In a report issued in May, Human Rights First noted that since the Sept. 11, 2001, attacks, there had been 107 successful prosecutions of international terrorism cases in the federal courts, compared with three convictions in military commissions at Guantanamo Bay, including one plea bargain.
"The federal criminal courts are capable of handling serious terrorist cases and capable of handling people and evidence seized overseas, without sacrificing the government's need to protect sensitive material, while protecting defendants' rights," said Deborah Colson, a senior associate at Human Rights First.
And Waxman said that "criminal prosecution in federal court is a more potent counterterrorism tool today than it was in 2001," adding that "criminal statutes have been expanded to cover more types of terrorism crimes."
But some experts say the United States still needs some form of preventive detention, albeit one that includes robust defendant rights and ongoing judicial review. "We need a preventative detention regime, very limited, that allows for those few tough cases -- a dozen, two dozen, not a lot -- of future captures," said Charles D. Stimson, a former deputy assistant secretary of defense for detainee affairs.
Stimson and others cite the possibility of compelling intelligence that will not transfer to a court setting and the risk of exposing operational secrets, including cooperation with countries that do not want to be seen assisting the United States.
Moreover, they said, the cases against some detainees already in custody have been so compromised by torture or coercive interrogations that federal prosecutors might refuse to go forward or, if they did, might open the cases to the real risk of dismissal or acquittal.
"There will be a sobering moment for enthusiasts of a 'try and release' regime when people start looking at the contents of those detainee files," said Benjamin Wittes, a Brookings Institution fellow and the author of "Law and the Long War," which advocates preventive detention backed by a national security court.
Wittes noted that of the 250 people at Guantanamo Bay, 60 or so have been cleared for release or transfer, and he added that the military at its most optimistic believes only 80 can be put on trial. Currently, 18 detainees are charged before military commissions.
He noted that among those not currently charged is Mohammed al-Qahtani, who is suspected of planning to be one of the Sept. 11 hijackers. Qahtani's case, however, has been allegedly tainted by torture. Wittes argues that Qahtani exemplifies a special category of detainees and future captures: those who are too dangerous to release, but difficult or impossible to prosecute.
J. Wells Dixon, a staff lawyer at the Center for Constitutional Rights, which represents Qahtani, disagreed. "What a national security court is designed for is to hide the use of torture and allow the consideration of evidence that is not reliable," he said.
Some Obama advisers believe the damage to U.S. interests and image because of the Bush administration's policies is too great to countenance any form of preventive detention. They acknowledge that they do not know how the issue of torture would play out in federal court, even if prosecutors ignore evidence produced by coerced confessions.

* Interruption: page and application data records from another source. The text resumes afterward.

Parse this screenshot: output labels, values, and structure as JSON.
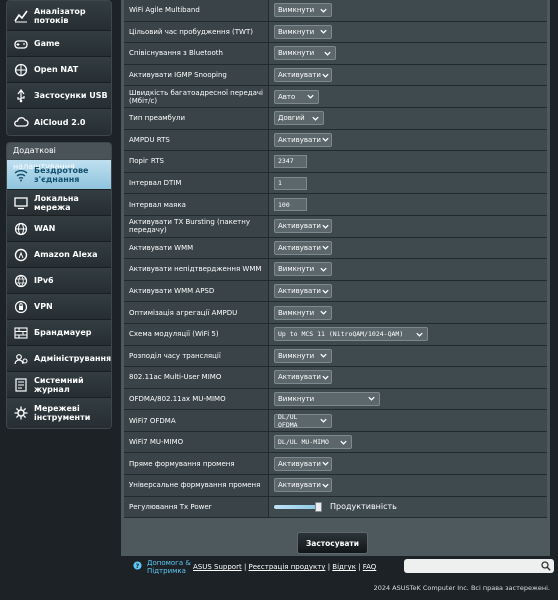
{
  "sidebar": {
    "top_items": [
      {
        "label": "Аналізатор потоків",
        "icon": "traffic-analyzer-icon"
      },
      {
        "label": "Game",
        "icon": "game-icon"
      },
      {
        "label": "Open NAT",
        "icon": "open-nat-icon"
      },
      {
        "label": "Застосунки USB",
        "icon": "usb-icon"
      },
      {
        "label": "AiCloud 2.0",
        "icon": "cloud-icon"
      }
    ],
    "advanced_header": "Додаткові налаштування",
    "advanced_items": [
      {
        "label": "Бездротове з'єднання",
        "icon": "wireless-icon",
        "active": true
      },
      {
        "label": "Локальна мережа",
        "icon": "lan-icon"
      },
      {
        "label": "WAN",
        "icon": "wan-icon"
      },
      {
        "label": "Amazon Alexa",
        "icon": "alexa-icon"
      },
      {
        "label": "IPv6",
        "icon": "ipv6-icon"
      },
      {
        "label": "VPN",
        "icon": "vpn-icon"
      },
      {
        "label": "Брандмауер",
        "icon": "firewall-icon"
      },
      {
        "label": "Адміністрування",
        "icon": "admin-icon"
      },
      {
        "label": "Системний журнал",
        "icon": "syslog-icon"
      },
      {
        "label": "Мережеві інструменти",
        "icon": "network-tools-icon"
      }
    ]
  },
  "settings": [
    {
      "label": "WiFi Agile Multiband",
      "type": "select",
      "value": "Вимкнути"
    },
    {
      "label": "Цільовий час пробудження (TWT)",
      "type": "select",
      "value": "Вимкнути"
    },
    {
      "label": "Співіснування з Bluetooth",
      "type": "select",
      "value": "Вимкнути"
    },
    {
      "label": "Активувати IGMP Snooping",
      "type": "select",
      "value": "Активувати"
    },
    {
      "label": "Швидкість багатоадресної передачі (Мбіт/с)",
      "type": "select",
      "value": "Авто"
    },
    {
      "label": "Тип преамбули",
      "type": "select",
      "value": "Довгий"
    },
    {
      "label": "AMPDU RTS",
      "type": "select",
      "value": "Активувати"
    },
    {
      "label": "Поріг RTS",
      "type": "input",
      "value": "2347"
    },
    {
      "label": "Інтервал DTIM",
      "type": "input",
      "value": "1"
    },
    {
      "label": "Інтервал маяка",
      "type": "input",
      "value": "100"
    },
    {
      "label": "Активувати TX Bursting (пакетну передачу)",
      "type": "select",
      "value": "Активувати"
    },
    {
      "label": "Активувати WMM",
      "type": "select",
      "value": "Активувати"
    },
    {
      "label": "Активувати непідтвердження WMM",
      "type": "select",
      "value": "Вимкнути"
    },
    {
      "label": "Активувати WMM APSD",
      "type": "select",
      "value": "Активувати"
    },
    {
      "label": "Оптимізація агрегації AMPDU",
      "type": "select",
      "value": "Вимкнути"
    },
    {
      "label": "Схема модуляції (WiFi 5)",
      "type": "select",
      "value": "Up to MCS 11 (NitroQAM/1024-QAM)",
      "mono": true
    },
    {
      "label": "Розподіл часу трансляції",
      "type": "select",
      "value": "Вимкнути"
    },
    {
      "label": "802.11ac Multi-User MIMO",
      "type": "select",
      "value": "Активувати"
    },
    {
      "label": "OFDMA/802.11ax MU-MIMO",
      "type": "select",
      "value": "Вимкнути"
    },
    {
      "label": "WiFi7 OFDMA",
      "type": "select",
      "value": "DL/UL OFDMA",
      "mono": true
    },
    {
      "label": "WiFi7 MU-MIMO",
      "type": "select",
      "value": "DL/UL MU-MIMO",
      "mono": true
    },
    {
      "label": "Пряме формування променя",
      "type": "select",
      "value": "Активувати"
    },
    {
      "label": "Універсальне формування променя",
      "type": "select",
      "value": "Активувати"
    },
    {
      "label": "Регулювання Tx Power",
      "type": "slider",
      "value": "Продуктивність",
      "level": 1.0
    }
  ],
  "apply_label": "Застосувати",
  "footer": {
    "help": "Допомога & Підтримка",
    "links": [
      "ASUS Support",
      "Реєстрація продукту",
      "Відгук",
      "FAQ"
    ],
    "copyright": "2024 ASUSTeK Computer Inc. Всі права застережені."
  },
  "colors": {
    "accent": "#5fc8f6",
    "panel": "#4d595d",
    "active_menu": "#a9d5ea"
  }
}
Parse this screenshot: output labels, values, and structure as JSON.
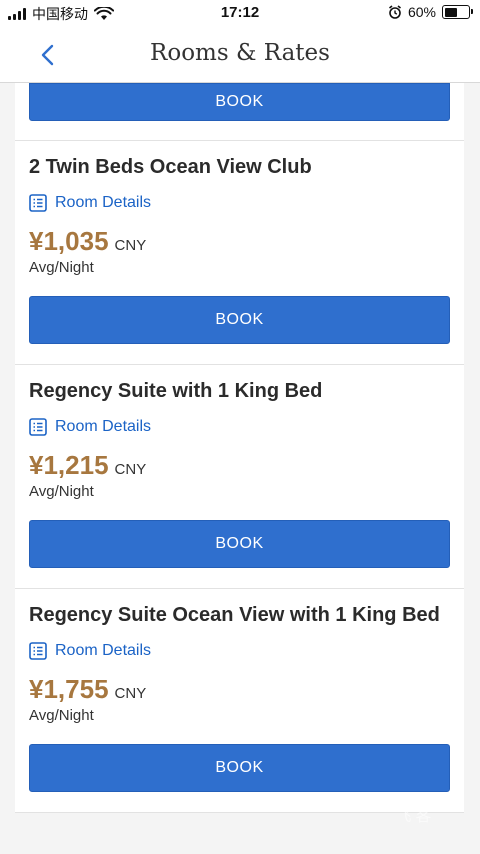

"There is always a risk of acquittal, and there is a risk some people who are released will return to the battlefield," said one Obama adviser. "There is no risk-free option."
Staff researcher Julie Tate contributed to this report.